|International Classification||B65D71/24, B65D71/58, B65D5/50, B65D71/28|
|Cooperative Classification||B65D71/0022, B65D2571/00487, B65D2571/00388, B65D2571/00802, B65D2571/0066, B65D2571/00141|
|Jul 25, 1996||AS||Assignment|
Owner name: RIVERWOOD INTERNATIONAL CORPORATION, GEORGIA
Free format text: ASSIGNMENT OF ASSIGNORS INTEREST;ASSIGNOR:HARRIS, RANDALL L.;REEL/FRAME:008141/0544
Effective date: 19960723
|Jul 19, 2001||FPAY||Fee payment|
Year of fee payment: 4
|Oct 15, 2001||AS||Assignment|
|Aug 12, 2003||AS||Assignment|
|Aug 27, 2003||AS||Assignment|
|Oct 22, 2003||AS||Assignment|
Owner name: JPMORGAN CHASE BANK, AS ADMINISTRATIVE AGENT, TEXA
Free format text: INVALID RECORDING. PLEASE SEE RECORDING AT REEL 014074, FRAME 0162;ASSIGNOR:GRAPHIC PACKAGING INTERNATIONAL, INC. (DE CORPORATION);REEL/FRAME:014066/0194
Effective date: 20030808
|Aug 10, 2005||REMI||Maintenance fee reminder mailed|
|Jan 20, 2006||LAPS||Lapse for failure to pay maintenance fees|
|Mar 21, 2006||FP||Expired due to failure to pay maintenance fee|
Effective date: 20060120
|May 21, 2007||AS||Assignment|
Owner name: BANK OF AMERICA, N.A., AS ADMINISTRATIVE AGENT,ILL

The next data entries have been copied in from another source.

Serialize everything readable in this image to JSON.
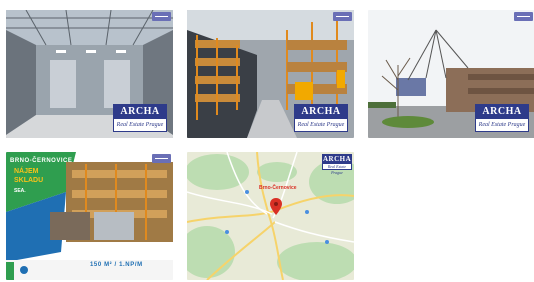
{
  "gallery": {
    "items": [
      {
        "alt": "Hall interior",
        "logo_word": "ARCHA",
        "logo_sub": "Real Estate Prague"
      },
      {
        "alt": "Warehouse racks",
        "logo_word": "ARCHA",
        "logo_sub": "Real Estate Prague"
      },
      {
        "alt": "Building exterior",
        "logo_word": "ARCHA",
        "logo_sub": "Real Estate Prague"
      },
      {
        "alt": "Flyer"
      },
      {
        "alt": "Map",
        "logo_word": "ARCHA",
        "logo_sub": "Real Estate Prague"
      }
    ]
  },
  "flyer": {
    "location": "BRNO-ČERNOVICE",
    "headline_1": "NÁJEM",
    "headline_2": "SKLADU",
    "sub": "SEA.",
    "area": "150 M² / 1.NP/M",
    "colors": {
      "green": "#2f9e4f",
      "blue": "#1f6fb3",
      "accent": "#f6c21b"
    }
  },
  "map": {
    "pin_label": "Brno-Černovice",
    "pin_color": "#d93025"
  }
}
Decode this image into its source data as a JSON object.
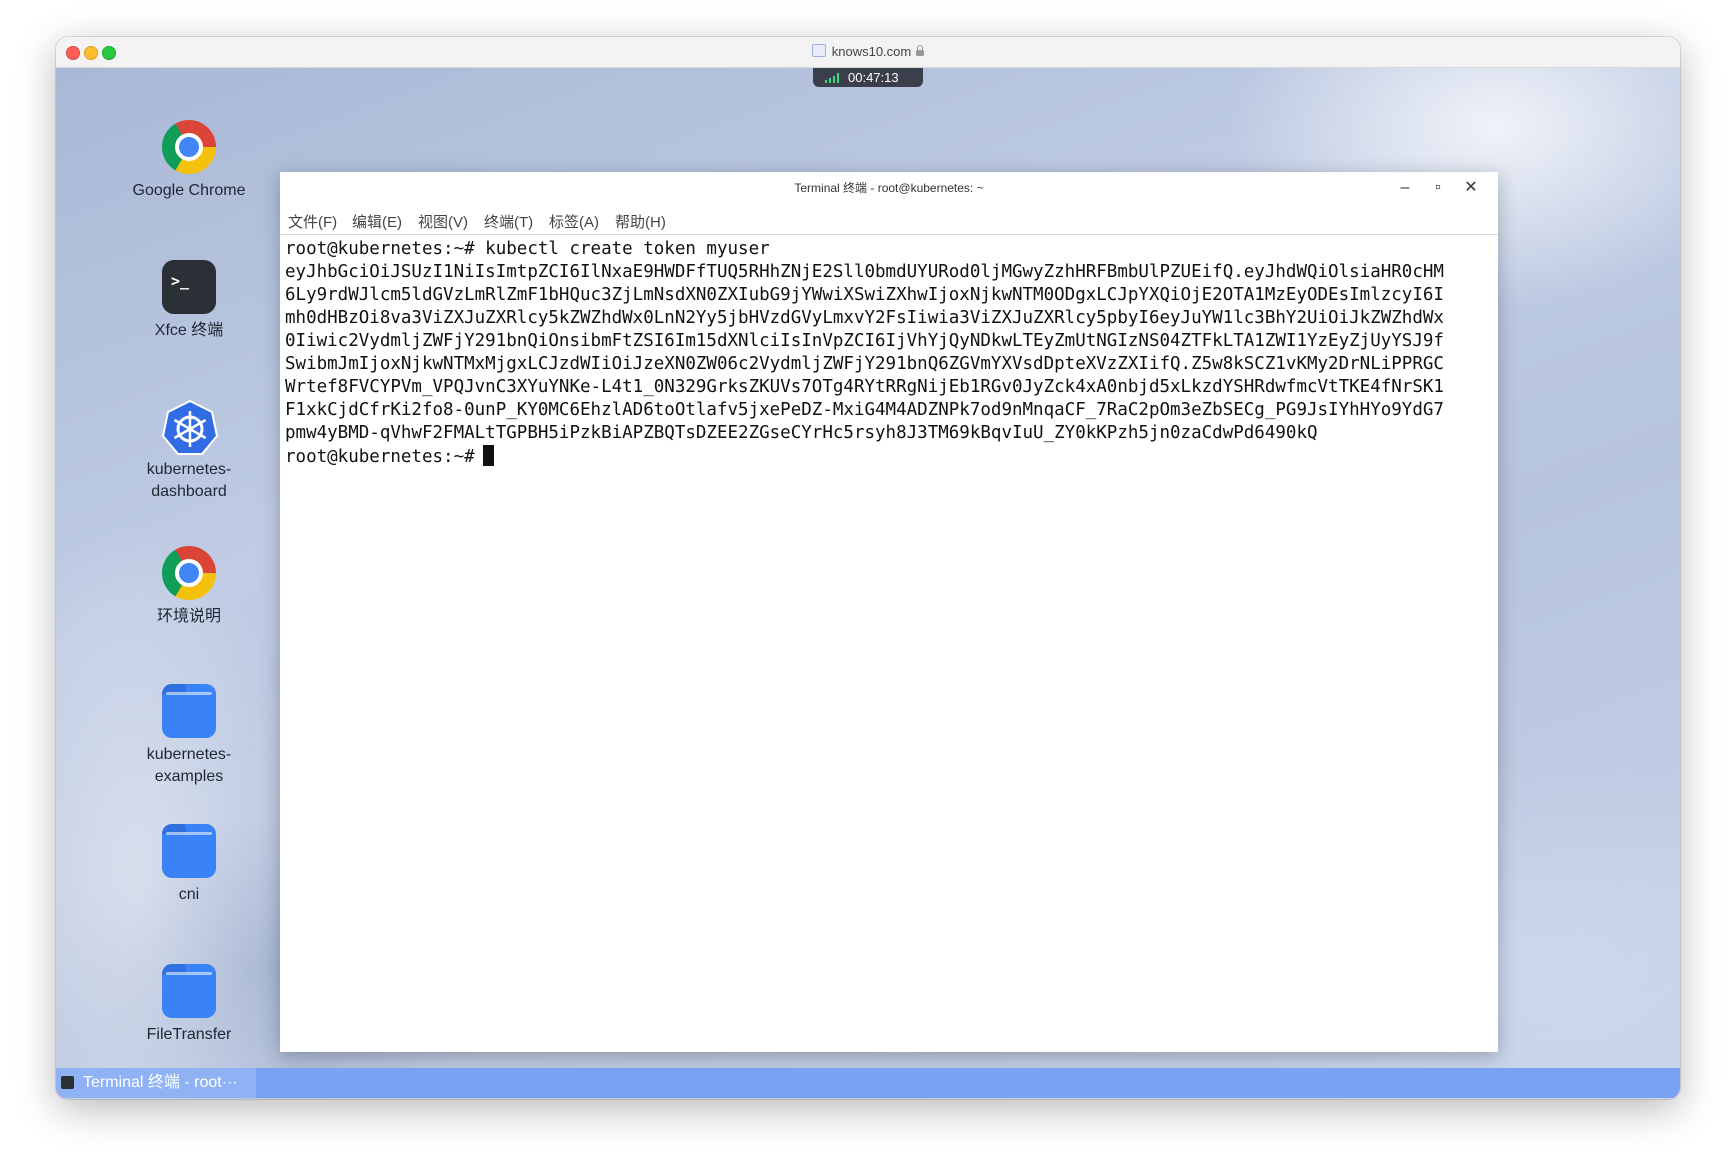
{
  "browser": {
    "url": "knows10.com"
  },
  "session": {
    "timer": "00:47:13"
  },
  "desktop_icons": [
    {
      "label": "Google Chrome",
      "icon": "chrome-icon"
    },
    {
      "label": "Xfce 终端",
      "icon": "terminal-icon"
    },
    {
      "label": "kubernetes-dashboard",
      "icon": "kubernetes-icon"
    },
    {
      "label": "环境说明",
      "icon": "chrome-icon"
    },
    {
      "label": "kubernetes-examples",
      "icon": "folder-icon"
    },
    {
      "label": "cni",
      "icon": "folder-icon"
    },
    {
      "label": "FileTransfer",
      "icon": "folder-icon"
    }
  ],
  "terminal": {
    "title": "Terminal 终端 - root@kubernetes: ~",
    "controls": {
      "minimize": "–",
      "maximize": "▫",
      "close": "✕"
    },
    "menu": [
      "文件(F)",
      "编辑(E)",
      "视图(V)",
      "终端(T)",
      "标签(A)",
      "帮助(H)"
    ],
    "lines": [
      "root@kubernetes:~# kubectl create token myuser",
      "eyJhbGciOiJSUzI1NiIsImtpZCI6IlNxaE9HWDFfTUQ5RHhZNjE2Sll0bmdUYURod0ljMGwyZzhHRFBmbUlPZUEifQ.eyJhdWQiOlsiaHR0cHM",
      "6Ly9rdWJlcm5ldGVzLmRlZmF1bHQuc3ZjLmNsdXN0ZXIubG9jYWwiXSwiZXhwIjoxNjkwNTM0ODgxLCJpYXQiOjE2OTA1MzEyODEsImlzcyI6I",
      "mh0dHBzOi8va3ViZXJuZXRlcy5kZWZhdWx0LnN2Yy5jbHVzdGVyLmxvY2FsIiwia3ViZXJuZXRlcy5pbyI6eyJuYW1lc3BhY2UiOiJkZWZhdWx",
      "0Iiwic2VydmljZWFjY291bnQiOnsibmFtZSI6Im15dXNlciIsInVpZCI6IjVhYjQyNDkwLTEyZmUtNGIzNS04ZTFkLTA1ZWI1YzEyZjUyYSJ9f",
      "SwibmJmIjoxNjkwNTMxMjgxLCJzdWIiOiJzeXN0ZW06c2VydmljZWFjY291bnQ6ZGVmYXVsdDpteXVzZXIifQ.Z5w8kSCZ1vKMy2DrNLiPPRGC",
      "Wrtef8FVCYPVm_VPQJvnC3XYuYNKe-L4t1_0N329GrksZKUVs7OTg4RYtRRgNijEb1RGv0JyZck4xA0nbjd5xLkzdYSHRdwfmcVtTKE4fNrSK1",
      "F1xkCjdCfrKi2fo8-0unP_KY0MC6EhzlAD6toOtlafv5jxePeDZ-MxiG4M4ADZNPk7od9nMnqaCF_7RaC2pOm3eZbSECg_PG9JsIYhHYo9YdG7",
      "pmw4yBMD-qVhwF2FMALtTGPBH5iPzkBiAPZBQTsDZEE2ZGseCYrHc5rsyh8J3TM69kBqvIuU_ZY0kKPzh5jn0zaCdwPd6490kQ"
    ],
    "prompt": "root@kubernetes:~#"
  },
  "taskbar": {
    "items": [
      {
        "label": "Terminal 终端 - root···",
        "icon": "terminal-icon"
      }
    ]
  }
}
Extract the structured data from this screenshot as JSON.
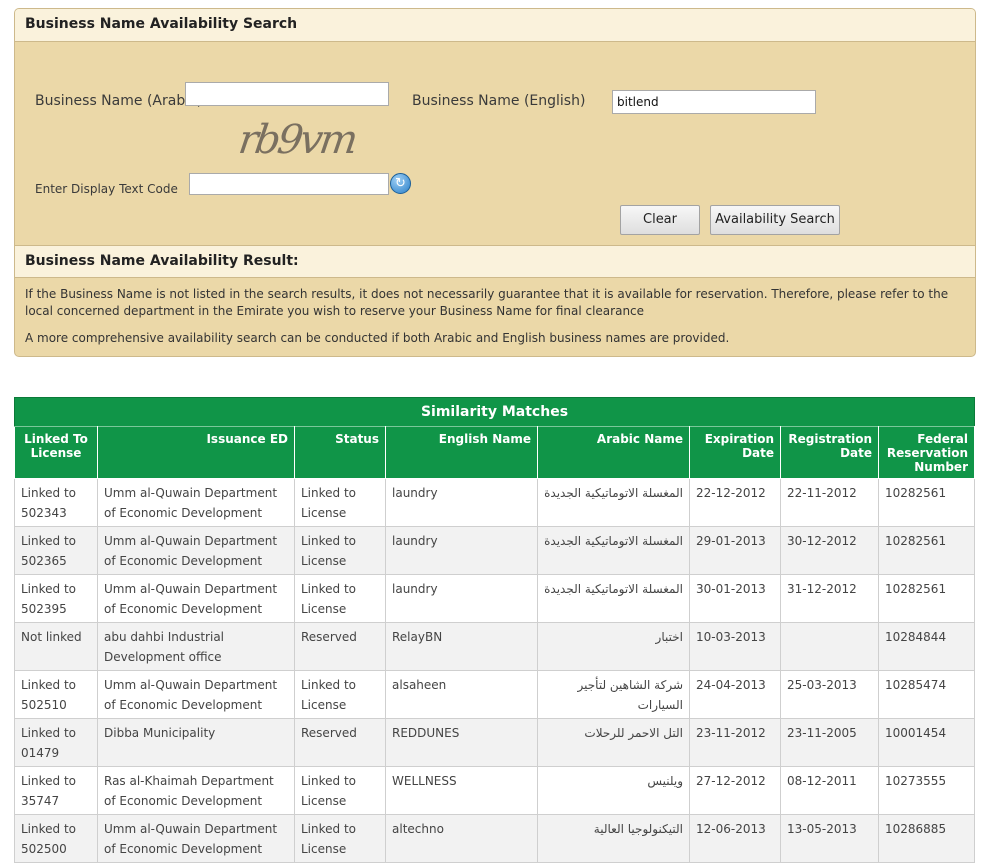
{
  "search": {
    "title": "Business Name Availability Search",
    "arabic_label": "Business Name (Arabic)",
    "arabic_value": "",
    "english_label": "Business Name (English)",
    "english_value": "bitlend",
    "captcha_text": "rb9vm",
    "code_label": "Enter Display Text Code",
    "code_value": "",
    "clear_label": "Clear",
    "search_label": "Availability Search"
  },
  "result": {
    "title": "Business Name Availability Result:",
    "note1": "If the Business Name is not listed in the search results, it does not necessarily guarantee that it is available for reservation. Therefore, please refer to the local concerned department in the Emirate you wish to reserve your Business Name for final clearance",
    "note2": "A more comprehensive availability search can be conducted if both Arabic and English business names are provided."
  },
  "table": {
    "caption": "Similarity Matches",
    "headers": [
      "Linked To License",
      "Issuance ED",
      "Status",
      "English Name",
      "Arabic Name",
      "Expiration Date",
      "Registration Date",
      "Federal Reservation Number"
    ],
    "rows": [
      [
        "Linked to 502343",
        "Umm al-Quwain Department of Economic Development",
        "Linked to License",
        "laundry",
        "المغسلة الاتوماتيكية الجديدة",
        "22-12-2012",
        "22-11-2012",
        "10282561"
      ],
      [
        "Linked to 502365",
        "Umm al-Quwain Department of Economic Development",
        "Linked to License",
        "laundry",
        "المغسلة الاتوماتيكية الجديدة",
        "29-01-2013",
        "30-12-2012",
        "10282561"
      ],
      [
        "Linked to 502395",
        "Umm al-Quwain Department of Economic Development",
        "Linked to License",
        "laundry",
        "المغسلة الاتوماتيكية الجديدة",
        "30-01-2013",
        "31-12-2012",
        "10282561"
      ],
      [
        "Not linked",
        "abu dahbi Industrial Development office",
        "Reserved",
        "RelayBN",
        "اختبار",
        "10-03-2013",
        "",
        "10284844"
      ],
      [
        "Linked to 502510",
        "Umm al-Quwain Department of Economic Development",
        "Linked to License",
        "alsaheen",
        "شركة الشاهين لتأجير السيارات",
        "24-04-2013",
        "25-03-2013",
        "10285474"
      ],
      [
        "Linked to 01479",
        "Dibba Municipality",
        "Reserved",
        "REDDUNES",
        "التل الاحمر للرحلات",
        "23-11-2012",
        "23-11-2005",
        "10001454"
      ],
      [
        "Linked to 35747",
        "Ras al-Khaimah Department of Economic Development",
        "Linked to License",
        "WELLNESS",
        "ويلنيس",
        "27-12-2012",
        "08-12-2011",
        "10273555"
      ],
      [
        "Linked to 502500",
        "Umm al-Quwain Department of Economic Development",
        "Linked to License",
        "altechno",
        "التيكنولوجيا العالية",
        "12-06-2013",
        "13-05-2013",
        "10286885"
      ]
    ]
  }
}
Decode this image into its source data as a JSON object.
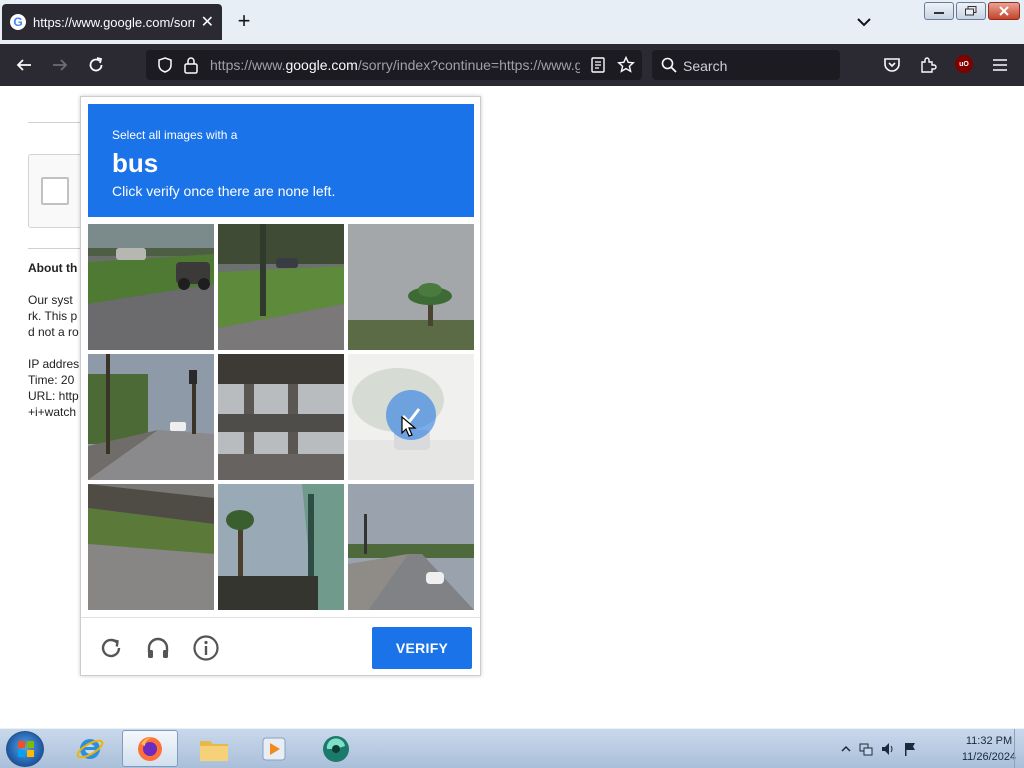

Free format text: SECURITY INTEREST;ASSIGNOR:GRAPHIC PACKAGING INTERNATIONAL, INC.;REEL/FRAME:019458/0437
Effective date: 20070516